╭─ DATA LISTING
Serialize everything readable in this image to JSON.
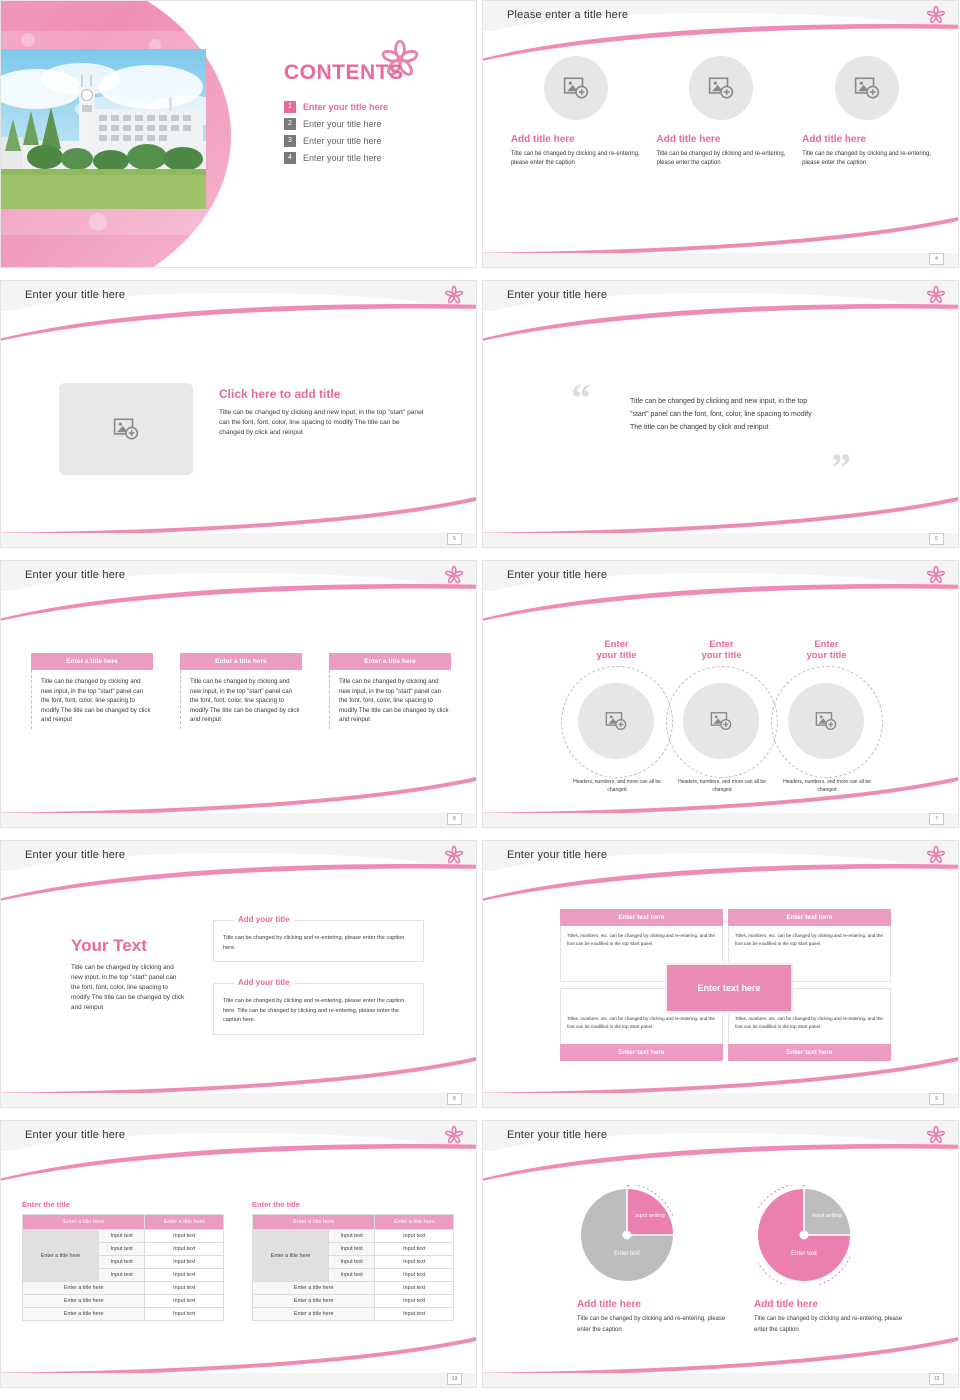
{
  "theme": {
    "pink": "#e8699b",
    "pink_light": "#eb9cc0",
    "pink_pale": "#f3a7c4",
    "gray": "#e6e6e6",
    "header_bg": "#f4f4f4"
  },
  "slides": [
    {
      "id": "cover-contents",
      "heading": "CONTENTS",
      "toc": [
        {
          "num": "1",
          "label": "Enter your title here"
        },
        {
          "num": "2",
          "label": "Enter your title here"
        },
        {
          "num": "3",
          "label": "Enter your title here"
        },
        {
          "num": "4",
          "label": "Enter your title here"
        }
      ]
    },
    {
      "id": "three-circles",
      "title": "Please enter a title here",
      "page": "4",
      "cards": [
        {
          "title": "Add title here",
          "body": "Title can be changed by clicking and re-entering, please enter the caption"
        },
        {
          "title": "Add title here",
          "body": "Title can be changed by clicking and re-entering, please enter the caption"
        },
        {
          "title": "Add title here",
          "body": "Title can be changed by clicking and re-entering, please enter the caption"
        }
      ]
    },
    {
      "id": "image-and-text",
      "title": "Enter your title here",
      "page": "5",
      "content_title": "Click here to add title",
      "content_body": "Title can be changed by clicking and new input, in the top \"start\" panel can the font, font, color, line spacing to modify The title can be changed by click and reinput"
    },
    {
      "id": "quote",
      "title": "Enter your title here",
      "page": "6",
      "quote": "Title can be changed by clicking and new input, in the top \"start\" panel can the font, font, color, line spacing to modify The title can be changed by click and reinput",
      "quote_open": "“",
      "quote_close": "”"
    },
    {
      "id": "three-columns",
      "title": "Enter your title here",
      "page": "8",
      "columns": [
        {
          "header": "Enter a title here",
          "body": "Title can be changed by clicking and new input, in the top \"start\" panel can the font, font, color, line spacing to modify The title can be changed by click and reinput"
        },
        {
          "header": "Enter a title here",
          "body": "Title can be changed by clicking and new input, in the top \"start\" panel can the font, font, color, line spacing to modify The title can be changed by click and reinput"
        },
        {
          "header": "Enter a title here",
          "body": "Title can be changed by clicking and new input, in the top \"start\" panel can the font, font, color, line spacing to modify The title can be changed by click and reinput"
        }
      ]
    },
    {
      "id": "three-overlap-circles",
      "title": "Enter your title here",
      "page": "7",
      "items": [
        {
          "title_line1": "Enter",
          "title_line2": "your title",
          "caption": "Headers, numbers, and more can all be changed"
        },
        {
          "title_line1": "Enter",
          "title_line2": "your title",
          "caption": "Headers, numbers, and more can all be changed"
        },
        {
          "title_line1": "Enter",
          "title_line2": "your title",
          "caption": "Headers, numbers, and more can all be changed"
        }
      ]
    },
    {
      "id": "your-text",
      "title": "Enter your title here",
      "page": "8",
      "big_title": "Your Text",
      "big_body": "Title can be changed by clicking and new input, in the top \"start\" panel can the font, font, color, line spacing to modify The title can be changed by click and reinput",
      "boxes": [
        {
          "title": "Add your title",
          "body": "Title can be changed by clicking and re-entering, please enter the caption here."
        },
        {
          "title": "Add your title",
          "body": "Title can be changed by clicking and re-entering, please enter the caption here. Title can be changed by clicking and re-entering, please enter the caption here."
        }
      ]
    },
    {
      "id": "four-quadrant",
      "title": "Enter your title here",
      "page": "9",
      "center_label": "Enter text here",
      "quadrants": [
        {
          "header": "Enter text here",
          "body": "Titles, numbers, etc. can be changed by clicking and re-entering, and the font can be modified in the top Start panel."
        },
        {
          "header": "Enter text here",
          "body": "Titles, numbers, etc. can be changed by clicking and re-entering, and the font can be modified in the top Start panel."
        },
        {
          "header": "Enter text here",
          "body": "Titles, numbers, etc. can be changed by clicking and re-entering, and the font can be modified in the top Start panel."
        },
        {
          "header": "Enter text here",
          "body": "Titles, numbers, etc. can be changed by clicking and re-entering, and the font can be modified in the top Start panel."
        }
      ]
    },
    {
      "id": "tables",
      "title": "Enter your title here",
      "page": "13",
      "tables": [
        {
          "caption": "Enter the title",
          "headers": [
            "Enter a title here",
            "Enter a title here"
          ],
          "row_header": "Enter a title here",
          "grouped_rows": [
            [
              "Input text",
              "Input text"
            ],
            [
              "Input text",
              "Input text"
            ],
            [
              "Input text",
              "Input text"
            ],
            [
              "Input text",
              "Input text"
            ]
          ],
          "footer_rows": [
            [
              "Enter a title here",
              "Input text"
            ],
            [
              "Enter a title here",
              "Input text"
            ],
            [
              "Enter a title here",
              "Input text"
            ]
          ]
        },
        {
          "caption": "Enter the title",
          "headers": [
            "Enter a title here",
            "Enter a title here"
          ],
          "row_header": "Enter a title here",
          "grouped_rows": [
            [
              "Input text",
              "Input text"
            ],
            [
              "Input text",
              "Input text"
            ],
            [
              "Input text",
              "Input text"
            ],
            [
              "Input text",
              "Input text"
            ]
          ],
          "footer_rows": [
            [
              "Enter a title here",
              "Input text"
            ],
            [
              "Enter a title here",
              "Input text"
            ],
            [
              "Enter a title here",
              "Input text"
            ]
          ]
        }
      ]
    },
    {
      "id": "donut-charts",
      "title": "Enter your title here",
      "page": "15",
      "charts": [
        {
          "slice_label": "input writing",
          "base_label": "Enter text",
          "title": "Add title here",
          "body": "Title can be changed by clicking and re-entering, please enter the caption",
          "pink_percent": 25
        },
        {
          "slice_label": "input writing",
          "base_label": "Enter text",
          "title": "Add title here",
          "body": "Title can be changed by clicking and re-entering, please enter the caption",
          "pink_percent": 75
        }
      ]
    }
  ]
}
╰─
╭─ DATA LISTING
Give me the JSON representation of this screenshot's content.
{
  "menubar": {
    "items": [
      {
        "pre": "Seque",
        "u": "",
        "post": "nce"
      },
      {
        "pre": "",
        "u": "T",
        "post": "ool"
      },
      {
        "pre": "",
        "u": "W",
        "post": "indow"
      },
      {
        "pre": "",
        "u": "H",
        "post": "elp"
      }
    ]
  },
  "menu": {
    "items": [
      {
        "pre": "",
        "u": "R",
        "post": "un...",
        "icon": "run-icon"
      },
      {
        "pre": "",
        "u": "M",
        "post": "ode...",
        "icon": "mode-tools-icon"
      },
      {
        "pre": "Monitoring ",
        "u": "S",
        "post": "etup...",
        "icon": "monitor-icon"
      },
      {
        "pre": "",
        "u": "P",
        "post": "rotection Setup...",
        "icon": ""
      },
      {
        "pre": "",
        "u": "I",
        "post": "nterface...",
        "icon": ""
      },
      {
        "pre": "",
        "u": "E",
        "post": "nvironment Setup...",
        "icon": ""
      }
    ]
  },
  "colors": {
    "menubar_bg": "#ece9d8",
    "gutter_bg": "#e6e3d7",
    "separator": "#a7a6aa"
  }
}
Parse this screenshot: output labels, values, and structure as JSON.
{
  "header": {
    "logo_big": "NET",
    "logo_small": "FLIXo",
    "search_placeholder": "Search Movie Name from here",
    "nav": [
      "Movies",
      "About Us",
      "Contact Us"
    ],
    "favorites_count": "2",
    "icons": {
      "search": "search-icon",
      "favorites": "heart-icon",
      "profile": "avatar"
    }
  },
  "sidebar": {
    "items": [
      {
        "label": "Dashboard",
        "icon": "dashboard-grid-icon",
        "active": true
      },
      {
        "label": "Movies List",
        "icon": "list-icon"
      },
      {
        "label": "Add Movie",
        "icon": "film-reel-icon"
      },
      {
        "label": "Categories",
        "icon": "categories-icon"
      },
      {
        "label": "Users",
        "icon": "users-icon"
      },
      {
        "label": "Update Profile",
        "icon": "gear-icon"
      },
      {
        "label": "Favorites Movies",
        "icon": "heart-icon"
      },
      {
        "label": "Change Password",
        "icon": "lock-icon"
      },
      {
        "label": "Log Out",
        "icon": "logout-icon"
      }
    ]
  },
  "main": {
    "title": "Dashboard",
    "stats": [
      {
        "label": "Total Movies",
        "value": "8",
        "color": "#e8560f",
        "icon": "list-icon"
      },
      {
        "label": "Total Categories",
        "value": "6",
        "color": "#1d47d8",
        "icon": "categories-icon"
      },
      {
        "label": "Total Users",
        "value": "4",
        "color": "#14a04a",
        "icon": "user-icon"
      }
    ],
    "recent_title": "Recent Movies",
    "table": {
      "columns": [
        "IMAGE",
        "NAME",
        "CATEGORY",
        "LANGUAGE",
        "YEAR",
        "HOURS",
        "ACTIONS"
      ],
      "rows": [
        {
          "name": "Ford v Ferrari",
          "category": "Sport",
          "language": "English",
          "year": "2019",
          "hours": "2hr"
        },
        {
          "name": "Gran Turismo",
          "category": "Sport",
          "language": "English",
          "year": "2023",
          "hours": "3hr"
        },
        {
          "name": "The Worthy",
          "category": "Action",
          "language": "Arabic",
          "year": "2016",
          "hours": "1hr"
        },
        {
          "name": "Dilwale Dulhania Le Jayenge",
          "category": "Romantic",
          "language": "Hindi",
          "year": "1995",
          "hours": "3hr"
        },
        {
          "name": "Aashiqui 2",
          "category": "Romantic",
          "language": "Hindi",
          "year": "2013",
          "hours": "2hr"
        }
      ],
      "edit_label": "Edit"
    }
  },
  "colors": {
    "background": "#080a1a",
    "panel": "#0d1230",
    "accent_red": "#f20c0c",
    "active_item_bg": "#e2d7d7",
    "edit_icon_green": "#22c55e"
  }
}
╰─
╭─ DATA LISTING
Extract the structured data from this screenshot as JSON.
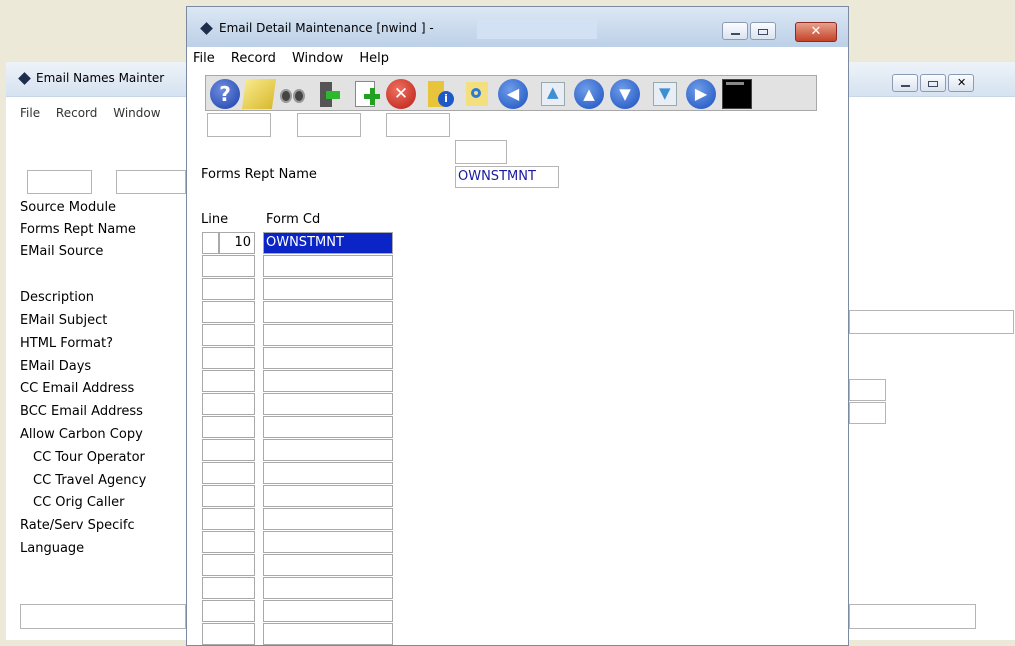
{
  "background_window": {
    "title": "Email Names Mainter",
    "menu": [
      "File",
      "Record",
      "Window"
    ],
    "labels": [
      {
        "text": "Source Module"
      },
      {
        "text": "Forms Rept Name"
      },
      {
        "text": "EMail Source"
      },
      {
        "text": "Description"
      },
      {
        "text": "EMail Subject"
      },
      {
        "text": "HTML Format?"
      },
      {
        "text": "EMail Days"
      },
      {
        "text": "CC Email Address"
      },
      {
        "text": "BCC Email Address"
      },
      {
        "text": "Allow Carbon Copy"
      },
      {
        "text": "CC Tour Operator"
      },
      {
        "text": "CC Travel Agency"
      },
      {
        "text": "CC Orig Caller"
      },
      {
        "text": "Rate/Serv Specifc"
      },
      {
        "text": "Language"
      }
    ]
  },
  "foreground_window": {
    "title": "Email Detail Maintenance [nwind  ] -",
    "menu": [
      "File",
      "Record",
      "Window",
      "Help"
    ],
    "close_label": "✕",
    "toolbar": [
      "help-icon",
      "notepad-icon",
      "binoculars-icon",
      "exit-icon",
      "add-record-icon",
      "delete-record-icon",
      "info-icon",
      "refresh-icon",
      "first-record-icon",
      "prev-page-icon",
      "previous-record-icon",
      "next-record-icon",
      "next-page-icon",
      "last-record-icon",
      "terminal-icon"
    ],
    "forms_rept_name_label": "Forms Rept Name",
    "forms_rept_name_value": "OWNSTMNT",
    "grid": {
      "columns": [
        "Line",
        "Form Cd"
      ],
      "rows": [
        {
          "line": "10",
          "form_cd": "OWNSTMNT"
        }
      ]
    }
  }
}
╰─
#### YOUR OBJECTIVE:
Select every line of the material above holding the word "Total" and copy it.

#### EXERCISE OUTPUT:
        "label": "Total Movies",
        "label": "Total Categories",
        "label": "Total Users",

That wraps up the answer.